▶ [Requirement]: Nothing in the data should be altered when it is repeated in full.

▶ [Provided data]:
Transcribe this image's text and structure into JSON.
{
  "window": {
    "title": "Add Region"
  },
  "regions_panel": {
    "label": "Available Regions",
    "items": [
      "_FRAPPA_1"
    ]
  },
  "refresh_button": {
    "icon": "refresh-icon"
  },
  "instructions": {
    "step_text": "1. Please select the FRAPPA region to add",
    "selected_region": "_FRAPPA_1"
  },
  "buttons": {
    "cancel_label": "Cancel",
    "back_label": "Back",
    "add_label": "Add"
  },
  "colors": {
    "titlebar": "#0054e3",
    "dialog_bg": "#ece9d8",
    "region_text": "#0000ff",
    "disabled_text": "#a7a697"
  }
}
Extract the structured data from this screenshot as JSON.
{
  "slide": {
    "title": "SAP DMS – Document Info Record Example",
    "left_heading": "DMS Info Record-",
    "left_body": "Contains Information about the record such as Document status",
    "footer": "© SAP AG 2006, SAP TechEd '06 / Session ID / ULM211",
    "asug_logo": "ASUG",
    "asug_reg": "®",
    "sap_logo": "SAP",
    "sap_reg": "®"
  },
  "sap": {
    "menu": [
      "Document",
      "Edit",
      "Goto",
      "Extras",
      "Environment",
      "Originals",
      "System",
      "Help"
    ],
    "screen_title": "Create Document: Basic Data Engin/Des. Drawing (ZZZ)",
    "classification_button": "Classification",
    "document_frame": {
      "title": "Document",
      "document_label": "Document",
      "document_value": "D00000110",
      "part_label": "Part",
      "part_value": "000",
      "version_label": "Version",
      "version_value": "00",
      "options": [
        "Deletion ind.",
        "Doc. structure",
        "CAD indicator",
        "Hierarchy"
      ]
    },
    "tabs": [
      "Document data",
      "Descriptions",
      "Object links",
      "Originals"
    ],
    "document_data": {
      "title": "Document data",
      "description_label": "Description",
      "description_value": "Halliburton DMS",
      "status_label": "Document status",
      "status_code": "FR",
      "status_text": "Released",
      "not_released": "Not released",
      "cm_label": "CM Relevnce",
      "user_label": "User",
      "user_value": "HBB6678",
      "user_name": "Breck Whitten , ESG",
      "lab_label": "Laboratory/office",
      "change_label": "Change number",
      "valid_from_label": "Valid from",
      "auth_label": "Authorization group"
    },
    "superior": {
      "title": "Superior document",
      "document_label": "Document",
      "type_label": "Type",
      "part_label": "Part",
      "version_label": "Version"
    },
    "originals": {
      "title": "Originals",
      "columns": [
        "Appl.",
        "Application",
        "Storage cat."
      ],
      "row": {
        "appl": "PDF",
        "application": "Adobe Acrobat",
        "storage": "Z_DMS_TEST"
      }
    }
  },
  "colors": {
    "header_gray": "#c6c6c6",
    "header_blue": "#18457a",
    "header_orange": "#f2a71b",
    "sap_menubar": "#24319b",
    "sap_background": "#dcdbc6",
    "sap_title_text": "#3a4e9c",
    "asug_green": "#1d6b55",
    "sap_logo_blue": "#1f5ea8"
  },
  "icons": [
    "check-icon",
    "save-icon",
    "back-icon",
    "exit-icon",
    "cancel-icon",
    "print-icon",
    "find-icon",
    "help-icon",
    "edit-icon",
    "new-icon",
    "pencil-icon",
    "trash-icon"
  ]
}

▶ [Worked solution]:
Transcribe this image's text and structure into JSON.
{
  "window": {
    "title": "Add Region"
  },
  "regions_panel": {
    "label": "Available Regions",
    "items": [
      "_FRAPPA_1"
    ]
  },
  "refresh_button": {
    "icon": "refresh-icon"
  },
  "instructions": {
    "step_text": "1. Please select the FRAPPA region to add",
    "selected_region": "_FRAPPA_1"
  },
  "buttons": {
    "cancel_label": "Cancel",
    "back_label": "Back",
    "add_label": "Add"
  },
  "colors": {
    "titlebar": "#0054e3",
    "dialog_bg": "#ece9d8",
    "region_text": "#0000ff",
    "disabled_text": "#a7a697"
  }
}
Extract the structured data from this screenshot as JSON.
{
  "slide": {
    "title": "SAP DMS – Document Info Record Example",
    "left_heading": "DMS Info Record-",
    "left_body": "Contains Information about the record such as Document status",
    "footer": "© SAP AG 2006, SAP TechEd '06 / Session ID / ULM211",
    "asug_logo": "ASUG",
    "asug_reg": "®",
    "sap_logo": "SAP",
    "sap_reg": "®"
  },
  "sap": {
    "menu": [
      "Document",
      "Edit",
      "Goto",
      "Extras",
      "Environment",
      "Originals",
      "System",
      "Help"
    ],
    "screen_title": "Create Document: Basic Data Engin/Des. Drawing (ZZZ)",
    "classification_button": "Classification",
    "document_frame": {
      "title": "Document",
      "document_label": "Document",
      "document_value": "D00000110",
      "part_label": "Part",
      "part_value": "000",
      "version_label": "Version",
      "version_value": "00",
      "options": [
        "Deletion ind.",
        "Doc. structure",
        "CAD indicator",
        "Hierarchy"
      ]
    },
    "tabs": [
      "Document data",
      "Descriptions",
      "Object links",
      "Originals"
    ],
    "document_data": {
      "title": "Document data",
      "description_label": "Description",
      "description_value": "Halliburton DMS",
      "status_label": "Document status",
      "status_code": "FR",
      "status_text": "Released",
      "not_released": "Not released",
      "cm_label": "CM Relevnce",
      "user_label": "User",
      "user_value": "HBB6678",
      "user_name": "Breck Whitten , ESG",
      "lab_label": "Laboratory/office",
      "change_label": "Change number",
      "valid_from_label": "Valid from",
      "auth_label": "Authorization group"
    },
    "superior": {
      "title": "Superior document",
      "document_label": "Document",
      "type_label": "Type",
      "part_label": "Part",
      "version_label": "Version"
    },
    "originals": {
      "title": "Originals",
      "columns": [
        "Appl.",
        "Application",
        "Storage cat."
      ],
      "row": {
        "appl": "PDF",
        "application": "Adobe Acrobat",
        "storage": "Z_DMS_TEST"
      }
    }
  },
  "colors": {
    "header_gray": "#c6c6c6",
    "header_blue": "#18457a",
    "header_orange": "#f2a71b",
    "sap_menubar": "#24319b",
    "sap_background": "#dcdbc6",
    "sap_title_text": "#3a4e9c",
    "asug_green": "#1d6b55",
    "sap_logo_blue": "#1f5ea8"
  },
  "icons": [
    "check-icon",
    "save-icon",
    "back-icon",
    "exit-icon",
    "cancel-icon",
    "print-icon",
    "find-icon",
    "help-icon",
    "edit-icon",
    "new-icon",
    "pencil-icon",
    "trash-icon"
  ]
}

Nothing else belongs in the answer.